## Problem to work on
Every entry must be reproduced word for word.

## Data for the task

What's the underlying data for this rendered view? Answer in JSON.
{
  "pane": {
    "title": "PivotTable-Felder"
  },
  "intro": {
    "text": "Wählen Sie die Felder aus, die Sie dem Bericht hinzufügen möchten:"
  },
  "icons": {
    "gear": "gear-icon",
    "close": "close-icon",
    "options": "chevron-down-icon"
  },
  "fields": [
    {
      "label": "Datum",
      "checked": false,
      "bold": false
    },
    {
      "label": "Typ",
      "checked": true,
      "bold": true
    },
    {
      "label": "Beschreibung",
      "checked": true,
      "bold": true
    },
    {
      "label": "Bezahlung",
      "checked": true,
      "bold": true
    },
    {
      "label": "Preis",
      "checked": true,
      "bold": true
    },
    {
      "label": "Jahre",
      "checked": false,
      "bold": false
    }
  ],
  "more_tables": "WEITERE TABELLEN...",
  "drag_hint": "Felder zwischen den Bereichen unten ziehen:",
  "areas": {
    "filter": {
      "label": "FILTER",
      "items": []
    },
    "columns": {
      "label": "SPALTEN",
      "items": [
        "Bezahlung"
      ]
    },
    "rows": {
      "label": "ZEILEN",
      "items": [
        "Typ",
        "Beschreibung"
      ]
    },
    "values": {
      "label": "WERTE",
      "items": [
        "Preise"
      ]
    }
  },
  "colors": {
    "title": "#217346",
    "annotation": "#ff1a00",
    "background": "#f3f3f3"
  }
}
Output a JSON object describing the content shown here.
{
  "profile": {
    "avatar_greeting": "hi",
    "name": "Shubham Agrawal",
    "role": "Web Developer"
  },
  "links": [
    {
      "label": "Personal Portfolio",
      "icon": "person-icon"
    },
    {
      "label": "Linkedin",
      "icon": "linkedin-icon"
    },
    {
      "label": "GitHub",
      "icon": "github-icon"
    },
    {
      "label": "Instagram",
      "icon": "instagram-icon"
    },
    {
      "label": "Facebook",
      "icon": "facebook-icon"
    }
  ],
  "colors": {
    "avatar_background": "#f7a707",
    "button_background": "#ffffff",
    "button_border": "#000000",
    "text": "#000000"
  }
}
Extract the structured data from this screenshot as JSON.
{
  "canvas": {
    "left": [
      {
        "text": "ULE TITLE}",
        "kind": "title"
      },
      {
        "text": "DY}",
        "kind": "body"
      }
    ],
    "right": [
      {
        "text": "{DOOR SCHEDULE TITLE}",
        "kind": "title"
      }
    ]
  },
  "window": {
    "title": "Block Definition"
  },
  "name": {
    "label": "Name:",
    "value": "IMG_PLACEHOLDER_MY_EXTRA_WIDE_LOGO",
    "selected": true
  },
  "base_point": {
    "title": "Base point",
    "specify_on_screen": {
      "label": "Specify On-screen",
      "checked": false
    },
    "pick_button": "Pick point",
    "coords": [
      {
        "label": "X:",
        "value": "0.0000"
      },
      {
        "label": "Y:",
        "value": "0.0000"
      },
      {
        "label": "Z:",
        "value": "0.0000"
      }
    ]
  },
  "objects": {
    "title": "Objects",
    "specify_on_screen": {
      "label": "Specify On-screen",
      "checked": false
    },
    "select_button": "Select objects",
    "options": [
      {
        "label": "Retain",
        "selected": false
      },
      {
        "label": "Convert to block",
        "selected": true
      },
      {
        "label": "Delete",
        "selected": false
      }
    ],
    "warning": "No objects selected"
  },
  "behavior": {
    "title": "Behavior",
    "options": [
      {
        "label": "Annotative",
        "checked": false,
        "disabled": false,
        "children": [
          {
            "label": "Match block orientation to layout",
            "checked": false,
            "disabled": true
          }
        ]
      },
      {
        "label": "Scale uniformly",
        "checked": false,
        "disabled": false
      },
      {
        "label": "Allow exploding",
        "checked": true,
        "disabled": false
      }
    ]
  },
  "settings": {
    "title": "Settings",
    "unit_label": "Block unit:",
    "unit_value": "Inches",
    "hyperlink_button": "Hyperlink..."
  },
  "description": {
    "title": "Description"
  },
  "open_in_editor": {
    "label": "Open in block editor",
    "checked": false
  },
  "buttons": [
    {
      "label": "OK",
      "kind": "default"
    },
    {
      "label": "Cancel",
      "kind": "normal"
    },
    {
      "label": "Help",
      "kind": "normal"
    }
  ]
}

## Written solution
What's the underlying data for this rendered view? Answer in JSON.
{
  "pane": {
    "title": "PivotTable-Felder"
  },
  "intro": {
    "text": "Wählen Sie die Felder aus, die Sie dem Bericht hinzufügen möchten:"
  },
  "icons": {
    "gear": "gear-icon",
    "close": "close-icon",
    "options": "chevron-down-icon"
  },
  "fields": [
    {
      "label": "Datum",
      "checked": false,
      "bold": false
    },
    {
      "label": "Typ",
      "checked": true,
      "bold": true
    },
    {
      "label": "Beschreibung",
      "checked": true,
      "bold": true
    },
    {
      "label": "Bezahlung",
      "checked": true,
      "bold": true
    },
    {
      "label": "Preis",
      "checked": true,
      "bold": true
    },
    {
      "label": "Jahre",
      "checked": false,
      "bold": false
    }
  ],
  "more_tables": "WEITERE TABELLEN...",
  "drag_hint": "Felder zwischen den Bereichen unten ziehen:",
  "areas": {
    "filter": {
      "label": "FILTER",
      "items": []
    },
    "columns": {
      "label": "SPALTEN",
      "items": [
        "Bezahlung"
      ]
    },
    "rows": {
      "label": "ZEILEN",
      "items": [
        "Typ",
        "Beschreibung"
      ]
    },
    "values": {
      "label": "WERTE",
      "items": [
        "Preise"
      ]
    }
  },
  "colors": {
    "title": "#217346",
    "annotation": "#ff1a00",
    "background": "#f3f3f3"
  }
}
Output a JSON object describing the content shown here.
{
  "profile": {
    "avatar_greeting": "hi",
    "name": "Shubham Agrawal",
    "role": "Web Developer"
  },
  "links": [
    {
      "label": "Personal Portfolio",
      "icon": "person-icon"
    },
    {
      "label": "Linkedin",
      "icon": "linkedin-icon"
    },
    {
      "label": "GitHub",
      "icon": "github-icon"
    },
    {
      "label": "Instagram",
      "icon": "instagram-icon"
    },
    {
      "label": "Facebook",
      "icon": "facebook-icon"
    }
  ],
  "colors": {
    "avatar_background": "#f7a707",
    "button_background": "#ffffff",
    "button_border": "#000000",
    "text": "#000000"
  }
}
Extract the structured data from this screenshot as JSON.
{
  "canvas": {
    "left": [
      {
        "text": "ULE TITLE}",
        "kind": "title"
      },
      {
        "text": "DY}",
        "kind": "body"
      }
    ],
    "right": [
      {
        "text": "{DOOR SCHEDULE TITLE}",
        "kind": "title"
      }
    ]
  },
  "window": {
    "title": "Block Definition"
  },
  "name": {
    "label": "Name:",
    "value": "IMG_PLACEHOLDER_MY_EXTRA_WIDE_LOGO",
    "selected": true
  },
  "base_point": {
    "title": "Base point",
    "specify_on_screen": {
      "label": "Specify On-screen",
      "checked": false
    },
    "pick_button": "Pick point",
    "coords": [
      {
        "label": "X:",
        "value": "0.0000"
      },
      {
        "label": "Y:",
        "value": "0.0000"
      },
      {
        "label": "Z:",
        "value": "0.0000"
      }
    ]
  },
  "objects": {
    "title": "Objects",
    "specify_on_screen": {
      "label": "Specify On-screen",
      "checked": false
    },
    "select_button": "Select objects",
    "options": [
      {
        "label": "Retain",
        "selected": false
      },
      {
        "label": "Convert to block",
        "selected": true
      },
      {
        "label": "Delete",
        "selected": false
      }
    ],
    "warning": "No objects selected"
  },
  "behavior": {
    "title": "Behavior",
    "options": [
      {
        "label": "Annotative",
        "checked": false,
        "disabled": false,
        "children": [
          {
            "label": "Match block orientation to layout",
            "checked": false,
            "disabled": true
          }
        ]
      },
      {
        "label": "Scale uniformly",
        "checked": false,
        "disabled": false
      },
      {
        "label": "Allow exploding",
        "checked": true,
        "disabled": false
      }
    ]
  },
  "settings": {
    "title": "Settings",
    "unit_label": "Block unit:",
    "unit_value": "Inches",
    "hyperlink_button": "Hyperlink..."
  },
  "description": {
    "title": "Description"
  },
  "open_in_editor": {
    "label": "Open in block editor",
    "checked": false
  },
  "buttons": [
    {
      "label": "OK",
      "kind": "default"
    },
    {
      "label": "Cancel",
      "kind": "normal"
    },
    {
      "label": "Help",
      "kind": "normal"
    }
  ]
}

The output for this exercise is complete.